It’s May 2019. Another school shooting in the USA. The 15th this year. One dead child, eight injured. Oh, by the way, the dead child was shot five times because he rushed the shooter in order to protect his classmates.
It wasn’t even mentioned in my social media circle. Why not?
I can’t say for sure. Maybe everyone was busy thinking about and praying for the terrorized children. For the injured. For the parents of the dead and hurting. For our country.
Maybe they are no longer shocked, horrified, or heartbroken because this is our normal. This is an acceptable level of collateral damage in the (imaginary) war to keep the government from taking our guns. Maybe one dead kid no longer gets our attention. Maybe it takes ten or twenty. What is the exact number it takes these days to send shivers through our hearts and tears down our cheeks? To comment, at a minimum, on social media at least as often as we did over the burning Notre Dame Cathedral? Or a horse being disqualified from the fancy-hat-and-mint-julep Kentucky Derby?
Maybe your circle expressed sadness on social media. Mine did not react at all. Unless you count the one friend who shared this meme the following day:
That pisses me off.
For now, let’s not address the secondary problem with this meme, the unsupported implication that teenagers are the only ones texting while driving. (FYI: A Pew Research study concluded that 59 percent of adults 18-33 are the largest group texting while driving compared with 50 percent of those between the ages of 34-45, and 29 percent of those 46-64.) Oops. I guess we did end up addressing it.
But back to the Christian social media silence on our children being hunted.
We just don’t care anymore. Some never have but apparently most of us have just given up. Every poll and survey indicates that as many as two-thirds of Americans want some form of stricter gun laws, from universal background checks to an assault weapons ban and the sticky parts in-between.
Now math has never been my favorite subject and I successfully avoided statistics class in college, but even I get it that those of us wanting better gun laws are the majority. We outnumber those who do not want stricter gun laws. That makes them the minority.

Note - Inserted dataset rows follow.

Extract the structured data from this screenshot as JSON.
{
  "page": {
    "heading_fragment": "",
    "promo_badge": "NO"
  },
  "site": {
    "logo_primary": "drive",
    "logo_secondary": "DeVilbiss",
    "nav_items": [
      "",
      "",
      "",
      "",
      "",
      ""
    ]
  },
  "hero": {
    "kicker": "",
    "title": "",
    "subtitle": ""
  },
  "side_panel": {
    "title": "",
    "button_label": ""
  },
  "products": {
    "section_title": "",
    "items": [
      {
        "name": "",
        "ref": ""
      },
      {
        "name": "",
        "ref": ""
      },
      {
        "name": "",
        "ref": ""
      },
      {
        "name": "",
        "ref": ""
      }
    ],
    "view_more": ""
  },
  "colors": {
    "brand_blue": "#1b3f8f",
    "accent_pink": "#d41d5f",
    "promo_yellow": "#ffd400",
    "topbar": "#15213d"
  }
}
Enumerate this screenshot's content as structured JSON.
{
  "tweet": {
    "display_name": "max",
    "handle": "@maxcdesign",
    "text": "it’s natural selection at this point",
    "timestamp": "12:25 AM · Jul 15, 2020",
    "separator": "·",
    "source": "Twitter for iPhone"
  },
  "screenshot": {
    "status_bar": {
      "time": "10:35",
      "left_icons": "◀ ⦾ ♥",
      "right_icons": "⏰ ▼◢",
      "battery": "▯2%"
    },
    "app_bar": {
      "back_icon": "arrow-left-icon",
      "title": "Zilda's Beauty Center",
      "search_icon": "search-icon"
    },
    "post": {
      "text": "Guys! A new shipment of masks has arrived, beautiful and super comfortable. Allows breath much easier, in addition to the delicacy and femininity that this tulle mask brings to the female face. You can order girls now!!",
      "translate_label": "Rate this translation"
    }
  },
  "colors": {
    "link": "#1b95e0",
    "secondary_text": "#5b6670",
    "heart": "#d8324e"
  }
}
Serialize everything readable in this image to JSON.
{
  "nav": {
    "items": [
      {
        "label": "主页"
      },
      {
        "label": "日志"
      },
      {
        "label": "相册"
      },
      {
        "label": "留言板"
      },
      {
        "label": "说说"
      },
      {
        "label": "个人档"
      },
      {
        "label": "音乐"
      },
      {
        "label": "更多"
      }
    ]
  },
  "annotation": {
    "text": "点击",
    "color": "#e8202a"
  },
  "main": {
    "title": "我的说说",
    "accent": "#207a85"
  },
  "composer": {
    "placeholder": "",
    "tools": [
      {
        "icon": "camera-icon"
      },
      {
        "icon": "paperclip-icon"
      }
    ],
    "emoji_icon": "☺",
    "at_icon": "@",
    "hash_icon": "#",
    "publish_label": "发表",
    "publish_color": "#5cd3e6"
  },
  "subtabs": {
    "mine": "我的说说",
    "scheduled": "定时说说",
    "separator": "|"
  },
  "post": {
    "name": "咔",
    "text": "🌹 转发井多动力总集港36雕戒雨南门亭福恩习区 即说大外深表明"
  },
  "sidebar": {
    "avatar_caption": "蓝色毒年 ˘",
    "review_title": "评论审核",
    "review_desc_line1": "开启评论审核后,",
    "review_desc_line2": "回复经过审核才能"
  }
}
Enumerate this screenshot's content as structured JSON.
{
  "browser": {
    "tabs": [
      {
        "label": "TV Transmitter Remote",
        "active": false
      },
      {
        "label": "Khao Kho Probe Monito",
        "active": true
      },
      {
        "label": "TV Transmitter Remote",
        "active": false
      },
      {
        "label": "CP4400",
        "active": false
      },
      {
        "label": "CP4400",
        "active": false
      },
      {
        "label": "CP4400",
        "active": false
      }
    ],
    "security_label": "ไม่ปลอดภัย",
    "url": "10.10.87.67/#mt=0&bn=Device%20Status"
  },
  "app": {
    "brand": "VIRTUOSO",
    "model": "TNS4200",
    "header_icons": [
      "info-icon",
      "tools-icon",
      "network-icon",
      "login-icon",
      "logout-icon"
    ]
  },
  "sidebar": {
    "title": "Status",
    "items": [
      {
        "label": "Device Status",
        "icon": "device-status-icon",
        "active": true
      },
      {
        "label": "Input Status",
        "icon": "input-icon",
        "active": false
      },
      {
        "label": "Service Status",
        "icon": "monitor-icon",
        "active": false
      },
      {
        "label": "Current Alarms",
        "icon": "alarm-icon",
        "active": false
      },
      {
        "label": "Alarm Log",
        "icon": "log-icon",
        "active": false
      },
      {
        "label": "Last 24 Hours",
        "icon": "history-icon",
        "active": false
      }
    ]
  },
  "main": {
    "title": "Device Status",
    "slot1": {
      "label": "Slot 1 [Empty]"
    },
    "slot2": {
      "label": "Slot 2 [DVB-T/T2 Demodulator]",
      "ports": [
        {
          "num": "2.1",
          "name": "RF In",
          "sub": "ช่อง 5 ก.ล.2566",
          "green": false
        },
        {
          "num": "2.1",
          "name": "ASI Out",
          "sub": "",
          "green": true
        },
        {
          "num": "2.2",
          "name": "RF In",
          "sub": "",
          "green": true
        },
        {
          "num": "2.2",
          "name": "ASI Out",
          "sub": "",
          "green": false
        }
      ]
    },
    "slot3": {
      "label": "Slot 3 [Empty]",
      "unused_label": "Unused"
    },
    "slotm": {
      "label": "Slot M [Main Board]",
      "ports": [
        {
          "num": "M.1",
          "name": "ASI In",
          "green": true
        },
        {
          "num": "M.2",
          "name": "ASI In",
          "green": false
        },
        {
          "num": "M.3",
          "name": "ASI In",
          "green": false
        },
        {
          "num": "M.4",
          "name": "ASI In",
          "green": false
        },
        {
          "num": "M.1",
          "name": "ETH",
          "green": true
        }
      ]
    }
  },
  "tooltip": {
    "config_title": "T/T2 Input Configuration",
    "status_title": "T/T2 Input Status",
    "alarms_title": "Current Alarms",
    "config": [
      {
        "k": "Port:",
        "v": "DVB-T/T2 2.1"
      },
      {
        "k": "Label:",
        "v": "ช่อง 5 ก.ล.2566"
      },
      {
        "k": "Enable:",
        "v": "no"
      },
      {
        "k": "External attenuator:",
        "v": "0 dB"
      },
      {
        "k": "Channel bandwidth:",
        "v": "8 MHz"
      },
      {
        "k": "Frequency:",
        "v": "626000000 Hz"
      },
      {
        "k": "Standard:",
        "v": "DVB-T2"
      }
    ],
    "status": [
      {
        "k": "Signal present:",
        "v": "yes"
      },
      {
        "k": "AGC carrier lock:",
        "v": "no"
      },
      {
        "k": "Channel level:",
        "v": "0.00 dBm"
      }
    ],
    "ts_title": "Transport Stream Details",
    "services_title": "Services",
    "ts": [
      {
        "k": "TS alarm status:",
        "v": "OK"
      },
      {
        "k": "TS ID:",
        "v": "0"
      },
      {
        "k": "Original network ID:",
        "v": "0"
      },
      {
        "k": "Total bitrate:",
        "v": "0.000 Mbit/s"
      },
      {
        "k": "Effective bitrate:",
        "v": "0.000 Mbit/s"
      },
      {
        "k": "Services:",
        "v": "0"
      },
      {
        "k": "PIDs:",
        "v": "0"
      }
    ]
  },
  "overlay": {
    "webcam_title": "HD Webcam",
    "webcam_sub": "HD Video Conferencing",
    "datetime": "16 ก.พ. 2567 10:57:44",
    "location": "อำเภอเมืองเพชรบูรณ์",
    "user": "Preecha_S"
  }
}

So who is leading the majority in this fight? The Christians? Surely the Church! Surely those who believe in Jesus and The Way that he taught, right? After all, Jesus people were always meant to challenge the status quo and build a Christ-emulating Church. We are supposed to be the ones swimming upstream, standing on the fringes of society, railing against injustice, looking out for the least of us, talking people out of death-by-stoning. We are supposed to be the ones showing others how to live in God’s kingdom, the one right now, right here on earth, not in the Great Hereafter.
But no, no, no! We Christians don’t want to challenge the status quo. It’s uncomfortable.
Our little social media circle might not like it. Someone might yell at us IN ALL CAPS or “unfriend” or “unfollow” us. Maybe our favorite cousin will see it. Or an old friend from high school. Or someone <gasp> from church!
It’s the modern day cockcrow denial.
“I saw you with Jesus.” (You’re one of those Jesus freaks, eh?)
“Nope. Don’t know him.” (Haha no, no, no lol)
“You’re one of them!” (Libtards / commies / socialists / snowflakes)
“Not me, you’re wrong.” (Nope, I’m cool. Just like you.)
“Yes, it was you! I recognize your voice!” (Yeah, you are. I’ve seen your leftist posts!)
When did we become such cowards that we cannot even publicly mourn children, let alone speak up for the Jesus Way? When we do not even have the courage to admit that an 18 year-old student, who died protecting his classmates, is a thousand times braver than we chicken-shit Christians on Facebook or Instagram or Twitter?
Our absence on social media when there is yet another gunning down of precious young lives who were where we told them to be, in school, is a vulgar abdication of our responsibility to each other, to love and cherish each other enough to shout “Enough!” We silent social media Christians are no braver than Peter who denied knowing or walking with his great spiritual master. But we need to remember this: Jesus never rebuked Peter for his denials. He simply asked him, three times, if he loved him. All three times Peter said, “yes, you know I do!” Jesus responded, three times, “then feed my sheep.” Take care of my people. Follow me.
Jesus apparently didn’t even mention Peter’s denial days earlier. I don’t think it mattered to him. I think Jesus was saying he doesn’t care about our words to him (“I love you, Jesus!”). He cares about our actions in the world.
Unlike Peter and the rest of the apostles, today’s American Christians don’t have to worry about being beaten, exiled, arrested, imprisoned, or executed for talking about Jesus and the arrival of God’s kingdom right here, right now, if only we choose to manifest it by living it. Unlike those brave men and women, whom we have to thank for even knowing that Jesus was here, we have a safe platform to speak from. Our keyboards. All we are risking is someone might respond IN ALL CAPS, or unfollow us, or call us a libtard-commie-socialist blah blah blah. But we won’t even do that little. It’s more comfortable to do the modern day cockcrow denial: unfollow Jesus on social media.
Meanwhile, the minority share the NRA’s memes and the silence from the majority empowers them. They even start to believe that they must be right.
What do you think? Are you pissed?